Shenzhen Stock Exchange
By Ulf Meyer
From the “VIP Club” on the 46th Floor of the new Shenzhen Stock Exchange, designed by Rem Koolhaas from OMA in Rotterdam, people look down onto a sterile ideal city.
On the road 255 meters below plow those who haven’t made it (yet) into the dizzying heights of communist turbo-capitalism: Countless road workers move the red earth from left to right, guarded by men in military uniforms with green camouflage patterns, who stand around the new building under small umbrellas. They make sure that no one gets too close to the new building.
The vast Plaza at the foot of the 500-million dollar new Shenzhen Stock Exchange is totally empty. Framed only by a three-storey podium that cantilevers far from the high-rise stem with its dark gray grid façade. The price for such acrobatic tectonics is a rather complex structure whose diagonal bracing dominates the facades of the lower floors of the new building. The square grid facade in gray is clad in coated textured glass.
At the Shenzhen Stock Exchange shares are traded of approximately 1,500 companies – usually from one government pocket to another. The stock exchanges of Shanghai and Hong Kong are still far ahead of Shenzhen in terms of trading volume, but it does not have to stay that way forever. The Shenzhen Stock Exchange is designed for growth: For the time being it only uses the lower ten floors of its new building, the rest is rented out.
Stock exchanges as a building type for people are long dead – there is no dealer left, who flits from trading booth to the next or makes the best prices with cryptic calls or obscure hand signals. In Shenzhen only giant computer servers purr. More than thirty managers follow the digital market activity on their monitors. They must get tired a lot – their offices even have showers and beds.
The import building is surprisingly well built – a reversal of previous practice in Koolhaas’ office, which has traditionally been proud to ignore detailing work. Also, almost all Western architects in China complain about the lousy construction quality. So, how did Rem do it? The high building standard was made possible only by the continuous presence of OMA architects on the site.
The Dutch designers are particularly proud of the walls made of cast stone that characterize the foyer below and the Club floor above. Their patterns are reminiscent of Chinese landscape painting in ink – only on closer inspection do they turn out to be the motives of price fluctuations of stocks.
The surrealism of the building shape fits its surrounding city, which has made its artificiality its identity. Its raison d’ être is making money. That it what Chinese president Deng Xiao Ping wanted in 1979, when he set up China’s first “special economic zone” in Shenzhen. Deng’s slogan was “Let in the West Wind. Wealth is glorious”.
The building is supposed to signify the climax of market forces like a totem pole of capital – but seems rather like a strange, mysterious and enigmatic flying object. Koolhaas has assembled two designs of Ludwig Mies van der Rohe into a “collage”: The McCormick Convention Center in Chicago was grafted onto the stem of the Seagram Building in New York.

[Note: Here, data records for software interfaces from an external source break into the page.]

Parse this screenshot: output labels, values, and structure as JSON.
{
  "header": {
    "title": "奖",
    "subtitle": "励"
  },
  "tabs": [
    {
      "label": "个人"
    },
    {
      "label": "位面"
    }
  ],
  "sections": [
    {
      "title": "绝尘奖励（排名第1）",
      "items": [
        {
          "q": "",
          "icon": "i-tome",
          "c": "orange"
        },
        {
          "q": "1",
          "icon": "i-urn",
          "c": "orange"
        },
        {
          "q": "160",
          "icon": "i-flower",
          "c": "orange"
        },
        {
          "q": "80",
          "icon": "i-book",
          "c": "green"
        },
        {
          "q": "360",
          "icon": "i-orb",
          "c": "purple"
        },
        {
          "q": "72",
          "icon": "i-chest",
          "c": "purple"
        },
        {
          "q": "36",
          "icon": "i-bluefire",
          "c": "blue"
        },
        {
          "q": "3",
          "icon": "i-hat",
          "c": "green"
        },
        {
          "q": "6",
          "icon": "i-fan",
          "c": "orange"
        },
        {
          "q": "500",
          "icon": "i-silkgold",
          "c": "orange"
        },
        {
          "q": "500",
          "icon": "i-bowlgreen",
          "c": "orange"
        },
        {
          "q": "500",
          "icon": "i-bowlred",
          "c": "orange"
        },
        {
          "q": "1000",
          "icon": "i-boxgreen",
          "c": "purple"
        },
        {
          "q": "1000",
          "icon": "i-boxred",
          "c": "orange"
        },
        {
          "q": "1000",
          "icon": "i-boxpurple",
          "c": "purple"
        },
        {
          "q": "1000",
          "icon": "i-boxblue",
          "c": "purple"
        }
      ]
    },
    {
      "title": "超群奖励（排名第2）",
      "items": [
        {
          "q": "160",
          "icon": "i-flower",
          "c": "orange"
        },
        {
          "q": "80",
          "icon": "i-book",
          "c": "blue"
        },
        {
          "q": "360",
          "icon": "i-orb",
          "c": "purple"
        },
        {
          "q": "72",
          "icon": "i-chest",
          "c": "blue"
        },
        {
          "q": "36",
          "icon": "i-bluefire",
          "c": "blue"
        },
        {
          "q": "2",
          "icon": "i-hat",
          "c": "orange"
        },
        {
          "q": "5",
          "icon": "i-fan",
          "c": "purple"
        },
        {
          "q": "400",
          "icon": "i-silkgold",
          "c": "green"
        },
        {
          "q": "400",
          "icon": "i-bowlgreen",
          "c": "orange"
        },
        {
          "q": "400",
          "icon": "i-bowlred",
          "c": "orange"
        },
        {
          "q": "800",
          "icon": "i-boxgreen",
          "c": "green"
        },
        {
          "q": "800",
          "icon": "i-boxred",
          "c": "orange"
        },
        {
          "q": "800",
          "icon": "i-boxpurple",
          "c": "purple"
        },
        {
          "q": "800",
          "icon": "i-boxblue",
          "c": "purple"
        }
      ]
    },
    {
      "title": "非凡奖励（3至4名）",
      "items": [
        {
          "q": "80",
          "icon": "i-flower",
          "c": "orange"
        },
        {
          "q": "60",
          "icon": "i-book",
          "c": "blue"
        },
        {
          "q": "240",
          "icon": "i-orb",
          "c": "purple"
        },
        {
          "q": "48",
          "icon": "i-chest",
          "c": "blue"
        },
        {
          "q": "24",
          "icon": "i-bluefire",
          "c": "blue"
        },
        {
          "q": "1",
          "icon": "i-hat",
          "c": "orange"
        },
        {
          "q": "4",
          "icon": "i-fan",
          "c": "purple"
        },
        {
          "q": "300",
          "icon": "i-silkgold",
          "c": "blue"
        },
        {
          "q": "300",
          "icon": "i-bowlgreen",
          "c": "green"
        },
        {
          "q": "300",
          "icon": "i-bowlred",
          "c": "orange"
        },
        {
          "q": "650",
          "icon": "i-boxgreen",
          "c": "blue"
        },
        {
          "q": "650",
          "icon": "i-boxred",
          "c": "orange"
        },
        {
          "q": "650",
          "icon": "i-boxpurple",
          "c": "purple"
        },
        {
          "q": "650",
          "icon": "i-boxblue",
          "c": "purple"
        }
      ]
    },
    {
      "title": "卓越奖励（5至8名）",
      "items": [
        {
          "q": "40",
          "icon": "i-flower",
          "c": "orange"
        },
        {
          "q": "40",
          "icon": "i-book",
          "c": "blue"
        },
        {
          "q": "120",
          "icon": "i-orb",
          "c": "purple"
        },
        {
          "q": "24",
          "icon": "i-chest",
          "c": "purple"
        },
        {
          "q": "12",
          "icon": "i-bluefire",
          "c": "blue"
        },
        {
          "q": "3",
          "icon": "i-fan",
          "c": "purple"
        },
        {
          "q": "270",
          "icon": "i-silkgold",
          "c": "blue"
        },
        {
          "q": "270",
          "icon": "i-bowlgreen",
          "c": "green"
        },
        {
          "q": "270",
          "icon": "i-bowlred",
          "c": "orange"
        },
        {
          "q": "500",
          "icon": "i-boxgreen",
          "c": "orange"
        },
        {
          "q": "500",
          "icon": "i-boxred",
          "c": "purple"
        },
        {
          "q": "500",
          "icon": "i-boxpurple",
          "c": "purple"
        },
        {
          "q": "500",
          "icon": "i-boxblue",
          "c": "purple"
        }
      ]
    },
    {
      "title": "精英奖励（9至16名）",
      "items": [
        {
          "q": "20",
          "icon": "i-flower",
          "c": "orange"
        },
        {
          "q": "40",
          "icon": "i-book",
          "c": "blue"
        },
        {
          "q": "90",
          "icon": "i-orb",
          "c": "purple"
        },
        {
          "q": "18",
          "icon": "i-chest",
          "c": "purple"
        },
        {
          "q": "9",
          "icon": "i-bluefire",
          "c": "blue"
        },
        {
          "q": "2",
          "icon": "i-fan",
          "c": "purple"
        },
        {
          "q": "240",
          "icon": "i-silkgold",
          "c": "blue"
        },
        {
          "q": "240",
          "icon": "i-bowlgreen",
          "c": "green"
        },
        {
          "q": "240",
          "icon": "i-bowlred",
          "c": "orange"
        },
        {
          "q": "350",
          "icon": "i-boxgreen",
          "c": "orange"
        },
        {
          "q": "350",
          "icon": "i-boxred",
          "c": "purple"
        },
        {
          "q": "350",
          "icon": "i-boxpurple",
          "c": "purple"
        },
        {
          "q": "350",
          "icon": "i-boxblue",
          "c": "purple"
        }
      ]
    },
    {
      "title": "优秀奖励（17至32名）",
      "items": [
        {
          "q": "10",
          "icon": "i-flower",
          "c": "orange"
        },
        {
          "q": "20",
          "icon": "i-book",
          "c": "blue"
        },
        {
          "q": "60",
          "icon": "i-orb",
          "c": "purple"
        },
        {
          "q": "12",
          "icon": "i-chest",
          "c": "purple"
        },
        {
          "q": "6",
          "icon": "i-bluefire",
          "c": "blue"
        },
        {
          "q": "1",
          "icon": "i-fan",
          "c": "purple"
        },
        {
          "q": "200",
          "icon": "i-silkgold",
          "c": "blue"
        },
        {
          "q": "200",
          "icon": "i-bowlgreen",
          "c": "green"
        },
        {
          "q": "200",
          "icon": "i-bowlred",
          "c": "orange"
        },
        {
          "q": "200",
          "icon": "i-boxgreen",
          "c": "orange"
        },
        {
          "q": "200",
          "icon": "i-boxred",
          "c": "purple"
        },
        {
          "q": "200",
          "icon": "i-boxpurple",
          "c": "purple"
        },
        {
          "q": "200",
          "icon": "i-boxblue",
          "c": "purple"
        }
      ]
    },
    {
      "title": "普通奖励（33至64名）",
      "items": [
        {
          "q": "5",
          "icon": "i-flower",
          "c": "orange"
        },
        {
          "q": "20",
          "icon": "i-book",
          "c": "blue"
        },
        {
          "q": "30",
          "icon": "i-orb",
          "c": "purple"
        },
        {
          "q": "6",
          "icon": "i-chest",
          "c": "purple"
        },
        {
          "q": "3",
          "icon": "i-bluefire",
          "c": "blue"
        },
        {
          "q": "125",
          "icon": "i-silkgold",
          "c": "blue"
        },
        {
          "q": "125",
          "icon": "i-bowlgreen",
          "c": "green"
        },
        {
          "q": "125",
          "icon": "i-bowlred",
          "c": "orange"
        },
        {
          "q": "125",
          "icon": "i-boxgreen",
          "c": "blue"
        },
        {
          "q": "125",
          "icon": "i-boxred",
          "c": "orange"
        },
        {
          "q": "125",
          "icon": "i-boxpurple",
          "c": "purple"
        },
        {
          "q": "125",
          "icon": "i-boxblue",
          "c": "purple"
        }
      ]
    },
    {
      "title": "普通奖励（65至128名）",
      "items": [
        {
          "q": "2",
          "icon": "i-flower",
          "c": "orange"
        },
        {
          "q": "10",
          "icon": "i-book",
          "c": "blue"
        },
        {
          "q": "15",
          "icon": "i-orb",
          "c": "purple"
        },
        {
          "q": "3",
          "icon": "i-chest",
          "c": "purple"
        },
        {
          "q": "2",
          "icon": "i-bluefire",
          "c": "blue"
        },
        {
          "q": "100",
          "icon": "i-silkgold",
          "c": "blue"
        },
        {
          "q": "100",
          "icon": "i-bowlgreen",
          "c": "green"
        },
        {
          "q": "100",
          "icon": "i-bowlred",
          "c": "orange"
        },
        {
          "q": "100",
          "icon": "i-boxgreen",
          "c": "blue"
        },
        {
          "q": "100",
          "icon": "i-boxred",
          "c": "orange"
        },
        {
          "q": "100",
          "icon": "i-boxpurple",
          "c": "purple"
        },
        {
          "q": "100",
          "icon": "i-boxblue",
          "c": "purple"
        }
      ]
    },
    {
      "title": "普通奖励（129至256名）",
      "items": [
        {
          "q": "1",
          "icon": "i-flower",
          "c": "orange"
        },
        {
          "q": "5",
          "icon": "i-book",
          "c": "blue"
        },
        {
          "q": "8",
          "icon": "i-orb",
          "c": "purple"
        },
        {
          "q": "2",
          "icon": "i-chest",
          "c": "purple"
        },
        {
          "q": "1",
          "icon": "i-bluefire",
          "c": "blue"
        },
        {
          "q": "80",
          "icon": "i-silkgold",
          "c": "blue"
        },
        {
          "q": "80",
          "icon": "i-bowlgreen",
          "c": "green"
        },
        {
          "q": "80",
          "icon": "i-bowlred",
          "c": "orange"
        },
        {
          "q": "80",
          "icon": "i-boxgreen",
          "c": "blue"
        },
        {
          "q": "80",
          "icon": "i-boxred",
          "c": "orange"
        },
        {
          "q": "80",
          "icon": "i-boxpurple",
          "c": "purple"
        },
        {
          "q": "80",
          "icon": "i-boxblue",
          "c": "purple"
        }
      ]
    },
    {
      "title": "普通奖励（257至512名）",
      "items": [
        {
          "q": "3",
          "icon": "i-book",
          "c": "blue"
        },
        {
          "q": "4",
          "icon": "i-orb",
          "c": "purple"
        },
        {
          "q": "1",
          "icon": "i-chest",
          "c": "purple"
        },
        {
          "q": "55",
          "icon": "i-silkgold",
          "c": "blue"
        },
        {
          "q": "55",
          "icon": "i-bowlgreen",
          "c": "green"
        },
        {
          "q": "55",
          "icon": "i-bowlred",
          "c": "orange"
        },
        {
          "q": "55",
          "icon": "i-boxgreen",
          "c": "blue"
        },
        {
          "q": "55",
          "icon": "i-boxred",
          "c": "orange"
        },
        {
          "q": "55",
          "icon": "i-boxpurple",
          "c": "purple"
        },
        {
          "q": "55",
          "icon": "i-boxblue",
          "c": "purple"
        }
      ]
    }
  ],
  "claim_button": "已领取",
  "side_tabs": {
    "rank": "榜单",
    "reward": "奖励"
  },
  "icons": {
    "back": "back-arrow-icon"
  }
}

The most important intangible process of a stock exchange, the virtual speculation, it can not represent. Although the raised podium is supposed to look like it would held up only by “speculative euphoria” (Koolhaas). 27,000 tons of steel is required to create the illusion.High-rise towers like the new Shenzhen Stock Exchange Building are less an expression of economic market conditions as of political ambition. Koolhaas himself had drawn attention to these puzzling phenomena with his contribution at the documenta art show in Kassel in 1997 called “The Speed of Shenzhen”. Now he has come full circle: The autistic giant buildings of Shenzhen, standing rather lonely on their sites just do not find together to form a city. Koolhaas has now added his architectural legacy to Shenzhen. In five years it will be considered old.